**Exercise instructions**
Among the lines below, tally those holding the string "label" and give the total only.

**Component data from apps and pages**

━━━━━━━━━━

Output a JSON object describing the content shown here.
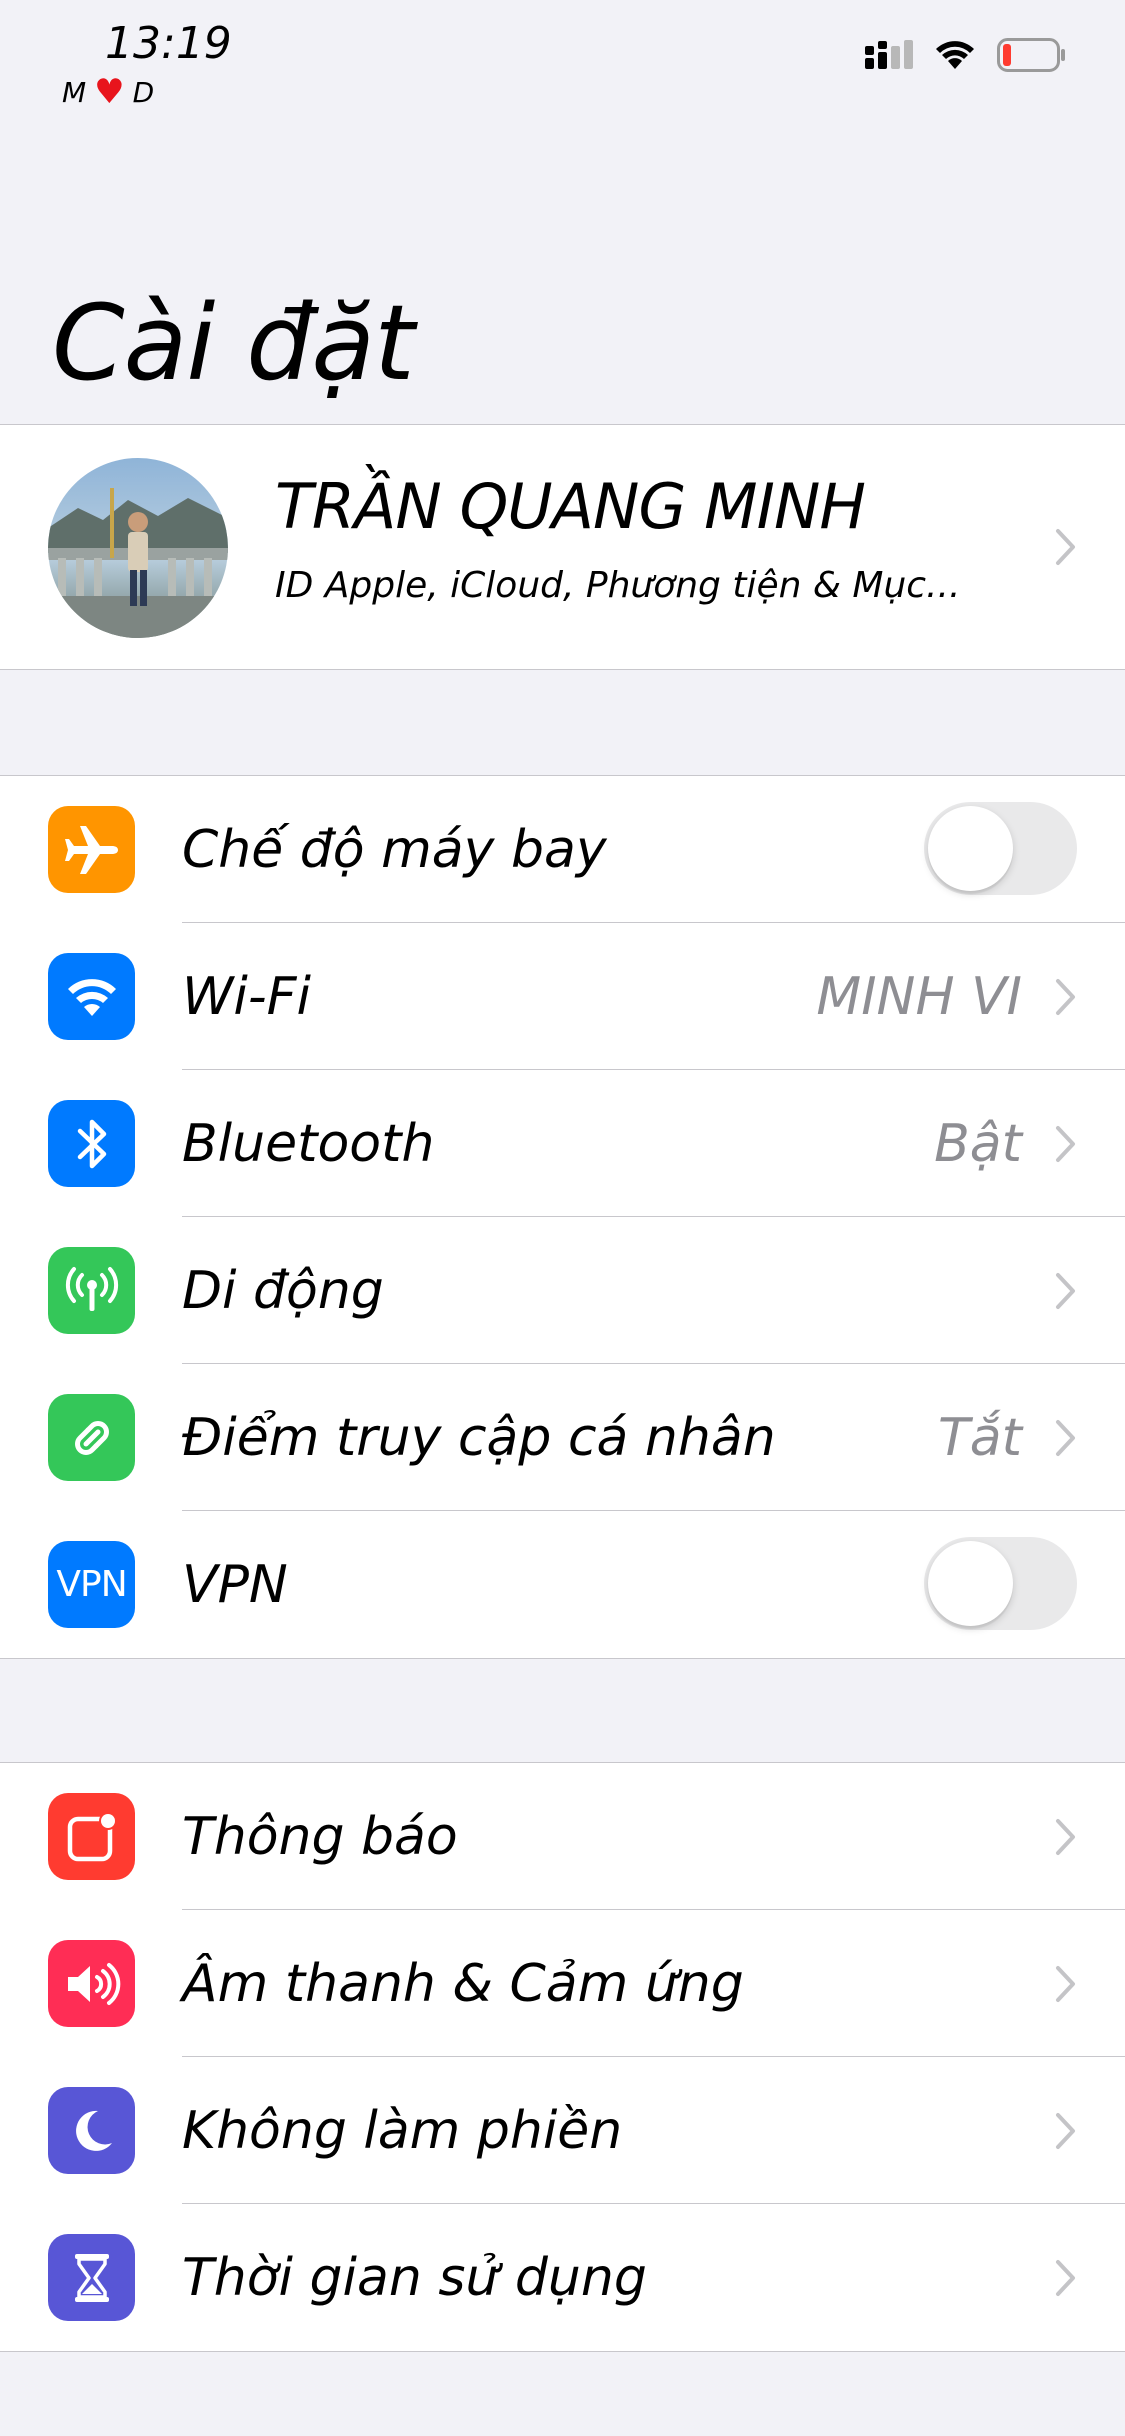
{
  "status_bar": {
    "time": "13:19",
    "carrier_left": "M",
    "carrier_heart": "♥",
    "carrier_right": "D",
    "battery_color": "#ff3b30"
  },
  "page": {
    "title": "Cài đặt"
  },
  "profile": {
    "name": "TRẦN QUANG MINH",
    "subtitle": "ID Apple, iCloud, Phương tiện & Mục..."
  },
  "network_group": {
    "items": [
      {
        "label": "Chế độ máy bay",
        "icon": "airplane-icon",
        "color": "#ff9500",
        "type": "toggle",
        "on": false
      },
      {
        "label": "Wi-Fi",
        "icon": "wifi-icon",
        "color": "#007aff",
        "value": "MINH VI"
      },
      {
        "label": "Bluetooth",
        "icon": "bluetooth-icon",
        "color": "#007aff",
        "value": "Bật"
      },
      {
        "label": "Di động",
        "icon": "cellular-icon",
        "color": "#34c759",
        "value": ""
      },
      {
        "label": "Điểm truy cập cá nhân",
        "icon": "hotspot-icon",
        "color": "#34c759",
        "value": "Tắt"
      },
      {
        "label": "VPN",
        "icon": "vpn-icon",
        "icon_text": "VPN",
        "color": "#007aff",
        "type": "toggle",
        "on": false
      }
    ]
  },
  "notification_group": {
    "items": [
      {
        "label": "Thông báo",
        "icon": "notifications-icon",
        "color": "#ff3b30"
      },
      {
        "label": "Âm thanh & Cảm ứng",
        "icon": "sound-icon",
        "color": "#ff2d55"
      },
      {
        "label": "Không làm phiền",
        "icon": "moon-icon",
        "color": "#5856d6"
      },
      {
        "label": "Thời gian sử dụng",
        "icon": "hourglass-icon",
        "color": "#5856d6"
      }
    ]
  }
}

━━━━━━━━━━

**Result**
10